The requests for my physical presence have increased exponentially since my book launch in February. It's humbling but overwhelming because I can't be in more than one place at once. I've had to be even more relentless about what I say yes to. This week I was thrilled to accept an invitation to the spring benefit for A Better Balance, a nonprofit that provides pro bono legal services and advocacy to help low-income working parents. Two important members of my village were honored at the event: Shifra Bronznick, Founding President of Advancing Women Professionals and the Jewish Community, and Jennifer Allyn, Diversity Strategy Leader at PwC. Both Shifra and Jennifer have provided me invaluable insight and sponsorship throughout my career. I couldn't imagine missing their recognition. There are lots of things I encourage women to let go of in order to flourish at work and in life. Dropping the ball on the people who have invested in you isn't one of them.
A shaving accident + an unexpected injury led to this realization: It's a shame so many women feel so guilty when we are just trying to help other people in our lives. Here's how to remind yourself about the true source of this powerful emotion.
Two Saturdays ago I woke up with a vibrant vision of me and four other women I know sitting on a pink couch with tea mugs, laughing and learning together. I got up and asked my 8-year-old daughter to draw it for me so that I wouldn't forget it. Then I did something I normally wouldn't do: I sent all of the women a text message telling them that they were in a vision I just had and invited them to a dinner. I had no strategy. I had no plan. I simply took action. I wouldn't have done this except for the fact that I've been reading my friend Nilofer Merchant's forthcoming book, The Power of Onlyness: Make Your Wild Ideas Mighty Enough to Dent the World. It's about how, if you can tap into your purpose and engage other people who are equally passionate, you can create enormous impact. And one of the things I've learned from Nilofer is the importance of not thinking too hard before taking action. This week I hosted an incredible dinner with the women in my vision. It was beautiful and there is more to come. But in the meantime I'm dittoing the most popular adage ever: Just Do It.
When asked to donate to an environmental organization—a cause I believe in—I had to pass and explain how I'm helping Mother Earth in my own way. It was hard to say no, but I knew I had to stay true to my highest and best use. Here's why.

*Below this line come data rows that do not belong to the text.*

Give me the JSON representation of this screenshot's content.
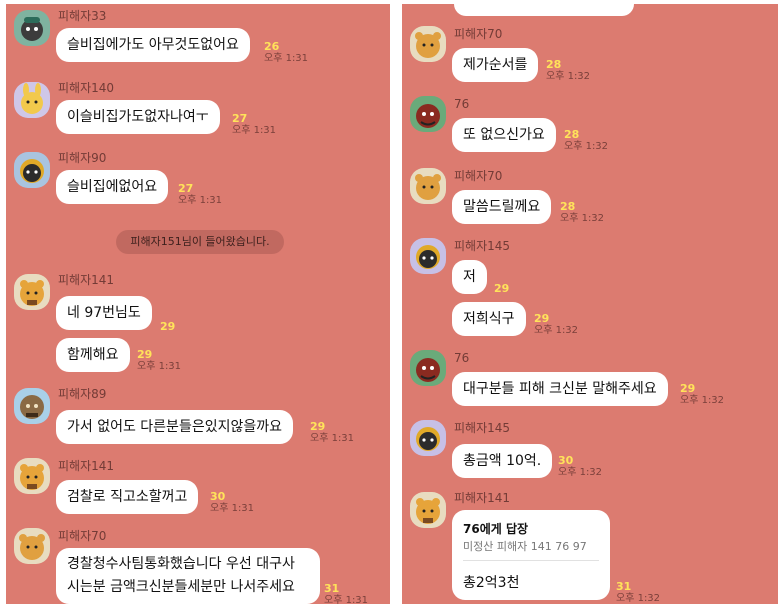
{
  "theme": {
    "chat_bg": "#dc7b70",
    "unread_color": "#ffe35a",
    "bubble_color": "#ffffff"
  },
  "left": {
    "messages": [
      {
        "sender": "피해자33",
        "avatar": "character-avatar-icon",
        "text": "슬비집에가도 아무것도없어요",
        "unread": "26",
        "time": "오후 1:31"
      },
      {
        "sender": "피해자140",
        "avatar": "character-avatar-icon",
        "text": "이슬비집가도없자나여ㅜ",
        "unread": "27",
        "time": "오후 1:31"
      },
      {
        "sender": "피해자90",
        "avatar": "character-avatar-icon",
        "text": "슬비집에없어요",
        "unread": "27",
        "time": "오후 1:31"
      },
      {
        "sender": "피해자141",
        "avatar": "character-avatar-icon",
        "text": "네 97번님도",
        "unread": "29",
        "time": ""
      },
      {
        "sender": "",
        "avatar": "",
        "text": "함께해요",
        "unread": "29",
        "time": "오후 1:31"
      },
      {
        "sender": "피해자89",
        "avatar": "character-avatar-icon",
        "text": "가서 없어도 다른분들은있지않을까요",
        "unread": "29",
        "time": "오후 1:31"
      },
      {
        "sender": "피해자141",
        "avatar": "character-avatar-icon",
        "text": "검찰로 직고소할꺼고",
        "unread": "30",
        "time": "오후 1:31"
      },
      {
        "sender": "피해자70",
        "avatar": "character-avatar-icon",
        "text_line1": "경찰청수사팀통화했습니다 우선 대구사",
        "text_line2": "시는분 금액크신분들세분만 나서주세요",
        "unread": "31",
        "time": "오후 1:31"
      }
    ],
    "system_notice": "피해자151님이 들어왔습니다."
  },
  "right": {
    "messages": [
      {
        "sender": "피해자70",
        "avatar": "character-avatar-icon",
        "text": "제가순서를",
        "unread": "28",
        "time": "오후 1:32"
      },
      {
        "sender": "76",
        "avatar": "character-avatar-icon",
        "text": "또 없으신가요",
        "unread": "28",
        "time": "오후 1:32"
      },
      {
        "sender": "피해자70",
        "avatar": "character-avatar-icon",
        "text": "말씀드릴께요",
        "unread": "28",
        "time": "오후 1:32"
      },
      {
        "sender": "피해자145",
        "avatar": "character-avatar-icon",
        "text": "저",
        "unread": "29",
        "time": ""
      },
      {
        "sender": "",
        "avatar": "",
        "text": "저희식구",
        "unread": "29",
        "time": "오후 1:32"
      },
      {
        "sender": "76",
        "avatar": "character-avatar-icon",
        "text": "대구분들 피해 크신분 말해주세요",
        "unread": "29",
        "time": "오후 1:32"
      },
      {
        "sender": "피해자145",
        "avatar": "character-avatar-icon",
        "text": "총금액 10억.",
        "unread": "30",
        "time": "오후 1:32"
      },
      {
        "sender": "피해자141",
        "avatar": "character-avatar-icon",
        "reply_header": "76에게 답장",
        "reply_quote": "미정산 피해자 141 76 97",
        "text": "총2억3천",
        "unread": "31",
        "time": "오후 1:32"
      }
    ]
  }
}
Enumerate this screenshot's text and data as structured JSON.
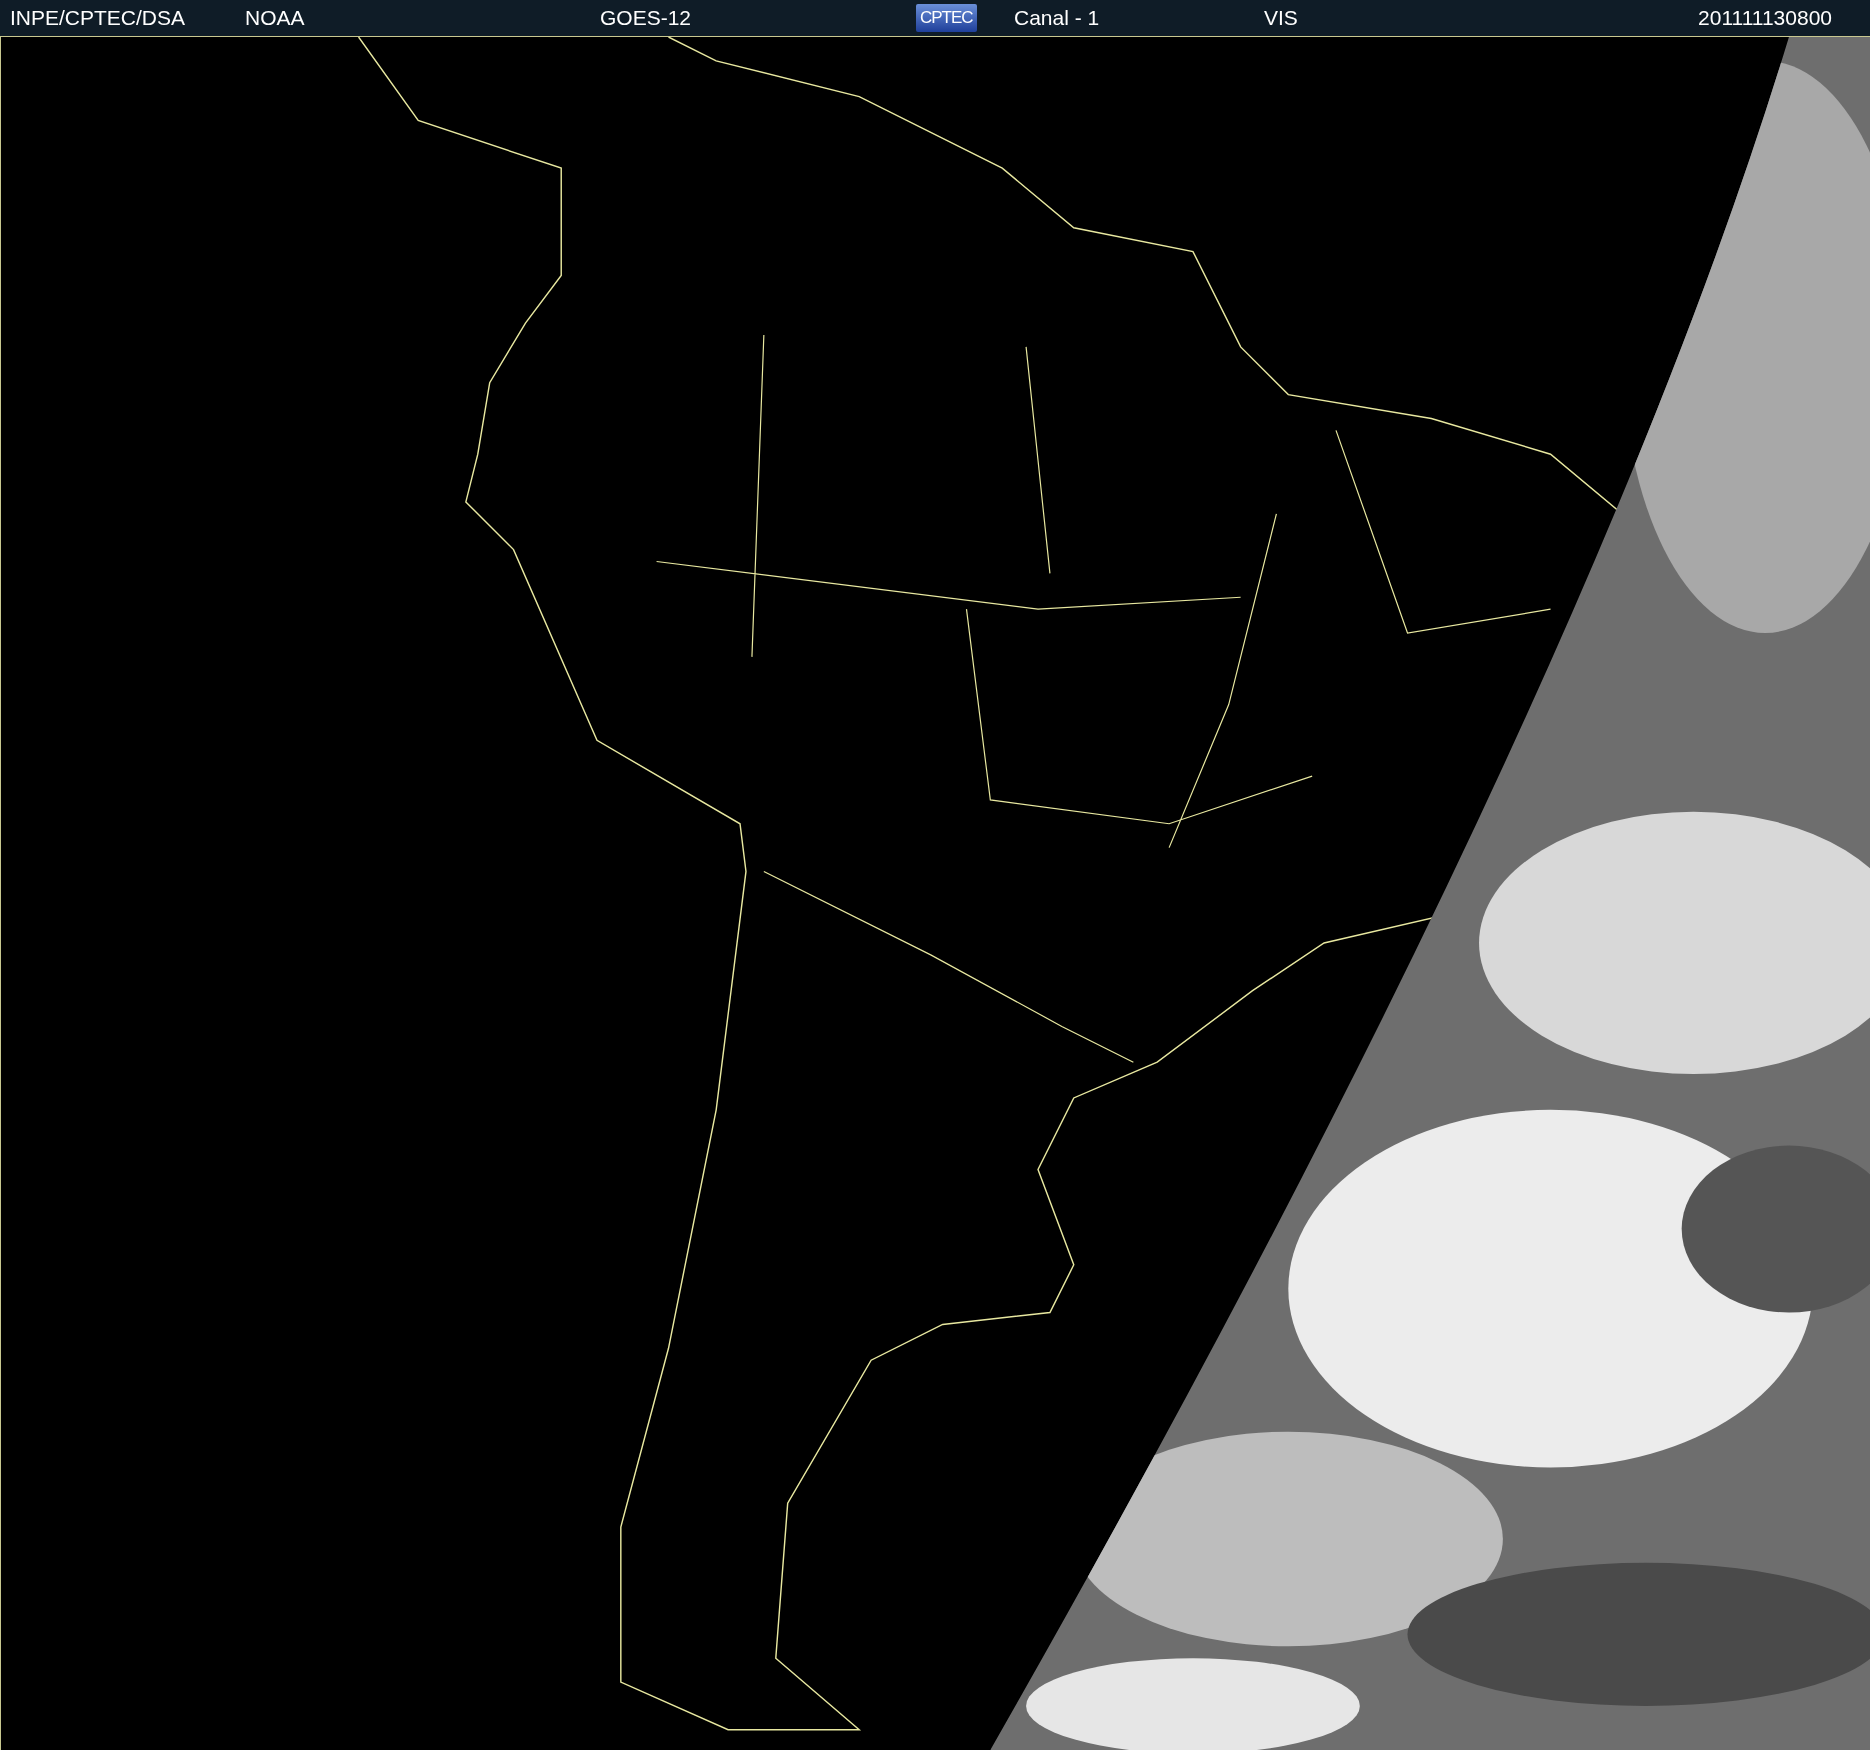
{
  "header": {
    "source": "INPE/CPTEC/DSA",
    "agency": "NOAA",
    "satellite": "GOES-12",
    "logo": "CPTEC",
    "channel": "Canal - 1",
    "band": "VIS",
    "timestamp": "201111130800"
  }
}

As I've said, my village means everything to me. I have only gotten to where I am because of the sage mentors, mentees, sponsors, peers, friends, and family who surround me and help raise me up. Every month, I will be highlighting one of these incredible women, my fellow drop the ballers, who are achieving more and recognizing the need to do less.

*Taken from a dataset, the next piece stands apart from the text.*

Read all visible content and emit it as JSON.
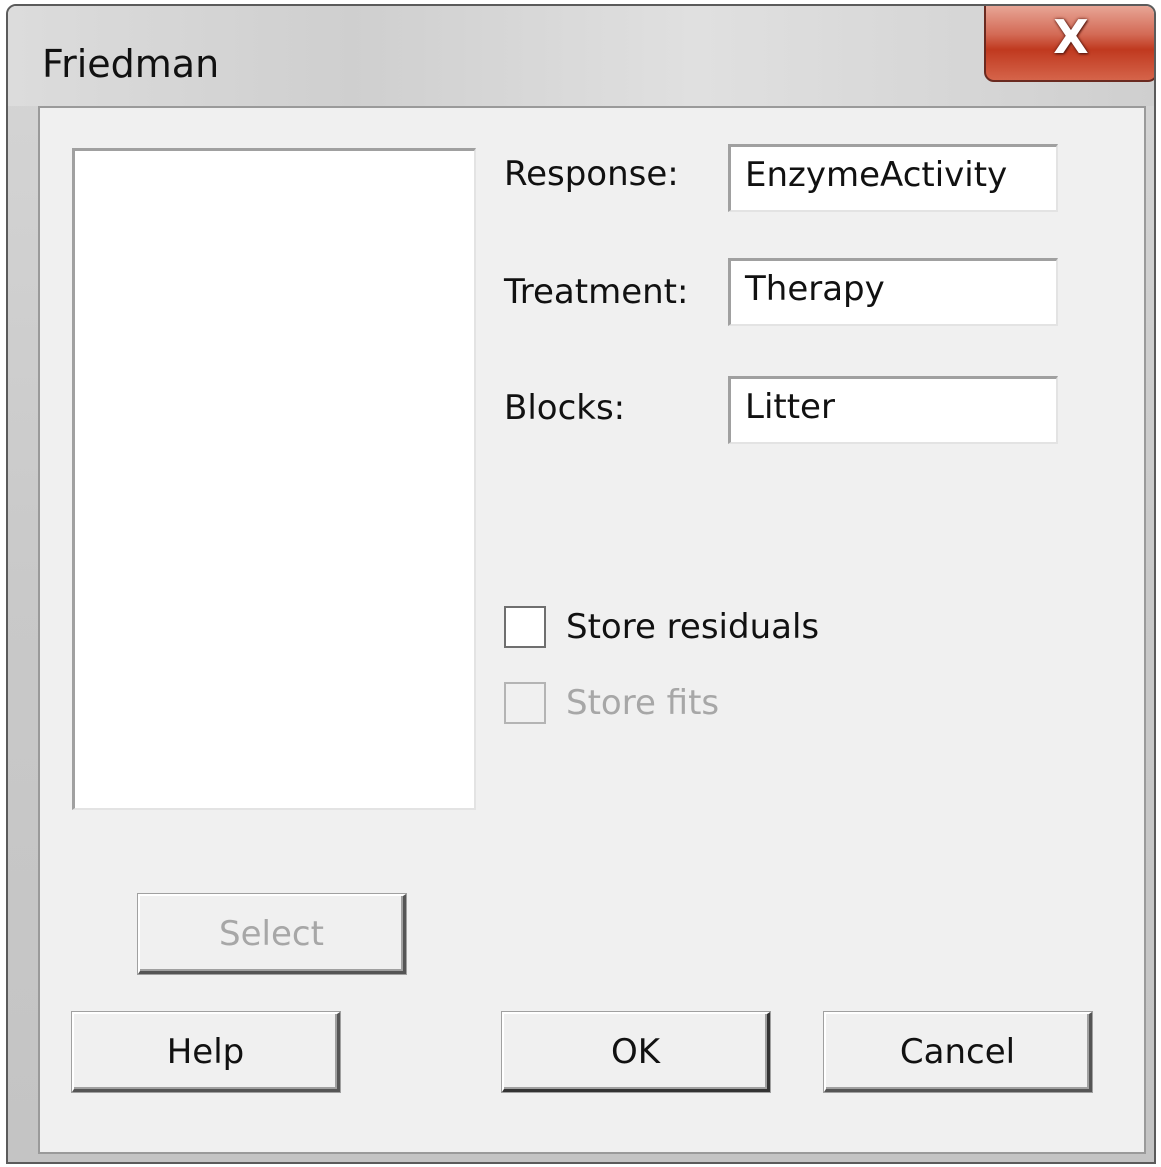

One of my Peer Mentors is New York Times-bestselling author Michelle Burford. She was on the the founding team of O, The Oprah Magazine and has written for several others including ESSENCE and Good Housekeeping. As a celebrity ghostwriter, she's the "story surgeon" that curates the memoirs of powerhouse women like Simone Biles, Gabby Douglas, and Amy Purdy.
Recently, I was talking to Michelle about the next step on her meteoric rise and what she said she's dropping the ball on surprised me: "I'm not accepting any new projects for the next few months. There are two people I'll say yes to if they come to me. Except for them, I'm taking the time to focus on me."
This kind of self-care takes a lot of courage from a freelancer whose livelihood is project based. And it takes courage for women who are conditioned to prioritize others, often at our own expense. If you're struggling with carving out the time for yourself, get coaching from Christine Carter, who I interviewed for my book. And make women like Michelle Burford your new sheros. If ball dropping were a sport, Michelle would have her own Olympic medal.